- [Directions]: Please write each entry out again exactly as shown.

Collected data

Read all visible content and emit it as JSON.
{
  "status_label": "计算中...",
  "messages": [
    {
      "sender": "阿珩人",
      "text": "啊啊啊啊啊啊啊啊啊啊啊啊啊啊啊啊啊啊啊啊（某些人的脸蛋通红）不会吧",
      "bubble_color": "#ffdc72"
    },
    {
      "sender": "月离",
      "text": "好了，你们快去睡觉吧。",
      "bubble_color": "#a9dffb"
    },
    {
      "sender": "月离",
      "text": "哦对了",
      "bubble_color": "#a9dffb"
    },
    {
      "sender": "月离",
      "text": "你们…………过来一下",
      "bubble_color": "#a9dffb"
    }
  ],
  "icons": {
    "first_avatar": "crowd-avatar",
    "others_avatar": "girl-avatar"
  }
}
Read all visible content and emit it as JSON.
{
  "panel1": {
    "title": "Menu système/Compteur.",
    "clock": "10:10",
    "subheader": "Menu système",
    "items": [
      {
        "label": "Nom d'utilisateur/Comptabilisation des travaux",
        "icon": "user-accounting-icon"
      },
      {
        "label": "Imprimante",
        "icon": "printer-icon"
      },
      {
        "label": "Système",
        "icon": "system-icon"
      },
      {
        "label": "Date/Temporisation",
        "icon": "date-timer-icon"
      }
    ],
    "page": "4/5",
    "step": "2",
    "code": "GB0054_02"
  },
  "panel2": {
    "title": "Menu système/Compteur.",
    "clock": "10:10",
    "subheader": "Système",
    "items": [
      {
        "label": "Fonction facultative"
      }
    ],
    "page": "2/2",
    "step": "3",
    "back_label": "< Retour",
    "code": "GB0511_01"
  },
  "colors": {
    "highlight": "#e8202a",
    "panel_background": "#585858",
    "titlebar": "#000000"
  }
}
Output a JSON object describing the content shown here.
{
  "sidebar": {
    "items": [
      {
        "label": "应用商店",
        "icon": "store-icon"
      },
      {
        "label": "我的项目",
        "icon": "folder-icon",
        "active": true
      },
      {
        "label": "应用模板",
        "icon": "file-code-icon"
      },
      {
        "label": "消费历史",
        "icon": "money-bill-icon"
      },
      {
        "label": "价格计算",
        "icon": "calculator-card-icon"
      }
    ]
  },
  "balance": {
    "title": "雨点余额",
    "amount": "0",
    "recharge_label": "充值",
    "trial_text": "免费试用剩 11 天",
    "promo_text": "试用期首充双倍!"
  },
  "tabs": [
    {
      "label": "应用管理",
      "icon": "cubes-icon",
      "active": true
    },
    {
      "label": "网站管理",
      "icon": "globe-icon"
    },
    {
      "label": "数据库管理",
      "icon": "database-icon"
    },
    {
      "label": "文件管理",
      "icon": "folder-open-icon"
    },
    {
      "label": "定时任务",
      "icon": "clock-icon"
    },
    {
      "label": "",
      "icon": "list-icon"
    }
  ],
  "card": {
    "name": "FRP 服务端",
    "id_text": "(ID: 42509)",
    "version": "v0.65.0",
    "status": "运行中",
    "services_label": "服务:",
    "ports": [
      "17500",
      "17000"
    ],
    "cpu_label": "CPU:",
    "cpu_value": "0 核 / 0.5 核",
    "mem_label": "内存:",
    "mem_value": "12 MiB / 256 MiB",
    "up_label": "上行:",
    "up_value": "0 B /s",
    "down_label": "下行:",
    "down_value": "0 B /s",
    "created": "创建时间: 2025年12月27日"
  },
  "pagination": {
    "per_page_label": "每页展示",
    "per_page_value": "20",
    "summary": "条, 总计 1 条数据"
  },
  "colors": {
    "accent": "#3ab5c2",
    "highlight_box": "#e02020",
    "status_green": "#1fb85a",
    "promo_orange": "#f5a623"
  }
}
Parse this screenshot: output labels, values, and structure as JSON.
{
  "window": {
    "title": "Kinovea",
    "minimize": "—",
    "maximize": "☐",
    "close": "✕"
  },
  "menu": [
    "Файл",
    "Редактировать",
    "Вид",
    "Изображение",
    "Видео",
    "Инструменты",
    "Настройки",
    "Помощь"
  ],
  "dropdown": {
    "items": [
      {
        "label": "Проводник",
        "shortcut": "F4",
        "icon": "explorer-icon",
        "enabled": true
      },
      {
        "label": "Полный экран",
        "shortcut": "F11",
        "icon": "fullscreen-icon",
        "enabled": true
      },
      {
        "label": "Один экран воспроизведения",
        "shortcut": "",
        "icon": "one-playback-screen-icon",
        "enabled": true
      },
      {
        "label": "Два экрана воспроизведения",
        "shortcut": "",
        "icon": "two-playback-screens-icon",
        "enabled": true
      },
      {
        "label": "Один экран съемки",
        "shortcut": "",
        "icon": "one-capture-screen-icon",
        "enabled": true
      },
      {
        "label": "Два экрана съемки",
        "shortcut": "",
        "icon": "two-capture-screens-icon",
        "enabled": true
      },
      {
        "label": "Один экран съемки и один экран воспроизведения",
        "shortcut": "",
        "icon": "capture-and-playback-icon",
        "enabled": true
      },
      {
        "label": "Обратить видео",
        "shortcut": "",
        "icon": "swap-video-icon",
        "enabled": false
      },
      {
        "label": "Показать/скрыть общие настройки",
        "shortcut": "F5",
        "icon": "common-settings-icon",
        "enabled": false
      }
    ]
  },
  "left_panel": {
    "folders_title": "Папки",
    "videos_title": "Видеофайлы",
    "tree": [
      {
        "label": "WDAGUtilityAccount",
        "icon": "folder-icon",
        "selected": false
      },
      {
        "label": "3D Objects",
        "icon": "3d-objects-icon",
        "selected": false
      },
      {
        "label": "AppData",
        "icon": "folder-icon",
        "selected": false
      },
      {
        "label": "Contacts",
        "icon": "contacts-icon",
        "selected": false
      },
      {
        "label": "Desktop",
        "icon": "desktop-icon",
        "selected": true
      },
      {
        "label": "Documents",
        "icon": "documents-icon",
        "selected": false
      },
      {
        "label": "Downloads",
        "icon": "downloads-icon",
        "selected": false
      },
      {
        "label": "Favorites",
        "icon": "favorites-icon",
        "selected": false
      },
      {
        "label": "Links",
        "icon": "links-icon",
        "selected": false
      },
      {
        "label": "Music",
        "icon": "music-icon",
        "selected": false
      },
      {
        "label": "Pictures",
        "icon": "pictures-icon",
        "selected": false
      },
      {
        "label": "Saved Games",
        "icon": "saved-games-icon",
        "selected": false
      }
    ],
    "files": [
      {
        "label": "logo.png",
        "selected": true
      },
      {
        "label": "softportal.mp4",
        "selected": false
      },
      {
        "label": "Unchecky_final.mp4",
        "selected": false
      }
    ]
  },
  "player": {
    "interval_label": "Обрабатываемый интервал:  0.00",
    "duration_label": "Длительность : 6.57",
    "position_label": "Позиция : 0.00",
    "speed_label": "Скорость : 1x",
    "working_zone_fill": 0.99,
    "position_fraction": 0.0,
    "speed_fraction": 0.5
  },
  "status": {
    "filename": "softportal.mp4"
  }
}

- [Result of the exercise]:
Read all visible content and emit it as JSON.
{
  "status_label": "计算中...",
  "messages": [
    {
      "sender": "阿珩人",
      "text": "啊啊啊啊啊啊啊啊啊啊啊啊啊啊啊啊啊啊啊啊（某些人的脸蛋通红）不会吧",
      "bubble_color": "#ffdc72"
    },
    {
      "sender": "月离",
      "text": "好了，你们快去睡觉吧。",
      "bubble_color": "#a9dffb"
    },
    {
      "sender": "月离",
      "text": "哦对了",
      "bubble_color": "#a9dffb"
    },
    {
      "sender": "月离",
      "text": "你们…………过来一下",
      "bubble_color": "#a9dffb"
    }
  ],
  "icons": {
    "first_avatar": "crowd-avatar",
    "others_avatar": "girl-avatar"
  }
}
Read all visible content and emit it as JSON.
{
  "panel1": {
    "title": "Menu système/Compteur.",
    "clock": "10:10",
    "subheader": "Menu système",
    "items": [
      {
        "label": "Nom d'utilisateur/Comptabilisation des travaux",
        "icon": "user-accounting-icon"
      },
      {
        "label": "Imprimante",
        "icon": "printer-icon"
      },
      {
        "label": "Système",
        "icon": "system-icon"
      },
      {
        "label": "Date/Temporisation",
        "icon": "date-timer-icon"
      }
    ],
    "page": "4/5",
    "step": "2",
    "code": "GB0054_02"
  },
  "panel2": {
    "title": "Menu système/Compteur.",
    "clock": "10:10",
    "subheader": "Système",
    "items": [
      {
        "label": "Fonction facultative"
      }
    ],
    "page": "2/2",
    "step": "3",
    "back_label": "< Retour",
    "code": "GB0511_01"
  },
  "colors": {
    "highlight": "#e8202a",
    "panel_background": "#585858",
    "titlebar": "#000000"
  }
}
Output a JSON object describing the content shown here.
{
  "sidebar": {
    "items": [
      {
        "label": "应用商店",
        "icon": "store-icon"
      },
      {
        "label": "我的项目",
        "icon": "folder-icon",
        "active": true
      },
      {
        "label": "应用模板",
        "icon": "file-code-icon"
      },
      {
        "label": "消费历史",
        "icon": "money-bill-icon"
      },
      {
        "label": "价格计算",
        "icon": "calculator-card-icon"
      }
    ]
  },
  "balance": {
    "title": "雨点余额",
    "amount": "0",
    "recharge_label": "充值",
    "trial_text": "免费试用剩 11 天",
    "promo_text": "试用期首充双倍!"
  },
  "tabs": [
    {
      "label": "应用管理",
      "icon": "cubes-icon",
      "active": true
    },
    {
      "label": "网站管理",
      "icon": "globe-icon"
    },
    {
      "label": "数据库管理",
      "icon": "database-icon"
    },
    {
      "label": "文件管理",
      "icon": "folder-open-icon"
    },
    {
      "label": "定时任务",
      "icon": "clock-icon"
    },
    {
      "label": "",
      "icon": "list-icon"
    }
  ],
  "card": {
    "name": "FRP 服务端",
    "id_text": "(ID: 42509)",
    "version": "v0.65.0",
    "status": "运行中",
    "services_label": "服务:",
    "ports": [
      "17500",
      "17000"
    ],
    "cpu_label": "CPU:",
    "cpu_value": "0 核 / 0.5 核",
    "mem_label": "内存:",
    "mem_value": "12 MiB / 256 MiB",
    "up_label": "上行:",
    "up_value": "0 B /s",
    "down_label": "下行:",
    "down_value": "0 B /s",
    "created": "创建时间: 2025年12月27日"
  },
  "pagination": {
    "per_page_label": "每页展示",
    "per_page_value": "20",
    "summary": "条, 总计 1 条数据"
  },
  "colors": {
    "accent": "#3ab5c2",
    "highlight_box": "#e02020",
    "status_green": "#1fb85a",
    "promo_orange": "#f5a623"
  }
}
Parse this screenshot: output labels, values, and structure as JSON.
{
  "window": {
    "title": "Kinovea",
    "minimize": "—",
    "maximize": "☐",
    "close": "✕"
  },
  "menu": [
    "Файл",
    "Редактировать",
    "Вид",
    "Изображение",
    "Видео",
    "Инструменты",
    "Настройки",
    "Помощь"
  ],
  "dropdown": {
    "items": [
      {
        "label": "Проводник",
        "shortcut": "F4",
        "icon": "explorer-icon",
        "enabled": true
      },
      {
        "label": "Полный экран",
        "shortcut": "F11",
        "icon": "fullscreen-icon",
        "enabled": true
      },
      {
        "label": "Один экран воспроизведения",
        "shortcut": "",
        "icon": "one-playback-screen-icon",
        "enabled": true
      },
      {
        "label": "Два экрана воспроизведения",
        "shortcut": "",
        "icon": "two-playback-screens-icon",
        "enabled": true
      },
      {
        "label": "Один экран съемки",
        "shortcut": "",
        "icon": "one-capture-screen-icon",
        "enabled": true
      },
      {
        "label": "Два экрана съемки",
        "shortcut": "",
        "icon": "two-capture-screens-icon",
        "enabled": true
      },
      {
        "label": "Один экран съемки и один экран воспроизведения",
        "shortcut": "",
        "icon": "capture-and-playback-icon",
        "enabled": true
      },
      {
        "label": "Обратить видео",
        "shortcut": "",
        "icon": "swap-video-icon",
        "enabled": false
      },
      {
        "label": "Показать/скрыть общие настройки",
        "shortcut": "F5",
        "icon": "common-settings-icon",
        "enabled": false
      }
    ]
  },
  "left_panel": {
    "folders_title": "Папки",
    "videos_title": "Видеофайлы",
    "tree": [
      {
        "label": "WDAGUtilityAccount",
        "icon": "folder-icon",
        "selected": false
      },
      {
        "label": "3D Objects",
        "icon": "3d-objects-icon",
        "selected": false
      },
      {
        "label": "AppData",
        "icon": "folder-icon",
        "selected": false
      },
      {
        "label": "Contacts",
        "icon": "contacts-icon",
        "selected": false
      },
      {
        "label": "Desktop",
        "icon": "desktop-icon",
        "selected": true
      },
      {
        "label": "Documents",
        "icon": "documents-icon",
        "selected": false
      },
      {
        "label": "Downloads",
        "icon": "downloads-icon",
        "selected": false
      },
      {
        "label": "Favorites",
        "icon": "favorites-icon",
        "selected": false
      },
      {
        "label": "Links",
        "icon": "links-icon",
        "selected": false
      },
      {
        "label": "Music",
        "icon": "music-icon",
        "selected": false
      },
      {
        "label": "Pictures",
        "icon": "pictures-icon",
        "selected": false
      },
      {
        "label": "Saved Games",
        "icon": "saved-games-icon",
        "selected": false
      }
    ],
    "files": [
      {
        "label": "logo.png",
        "selected": true
      },
      {
        "label": "softportal.mp4",
        "selected": false
      },
      {
        "label": "Unchecky_final.mp4",
        "selected": false
      }
    ]
  },
  "player": {
    "interval_label": "Обрабатываемый интервал:  0.00",
    "duration_label": "Длительность : 6.57",
    "position_label": "Позиция : 0.00",
    "speed_label": "Скорость : 1x",
    "working_zone_fill": 0.99,
    "position_fraction": 0.0,
    "speed_fraction": 0.5
  },
  "status": {
    "filename": "softportal.mp4"
  }
}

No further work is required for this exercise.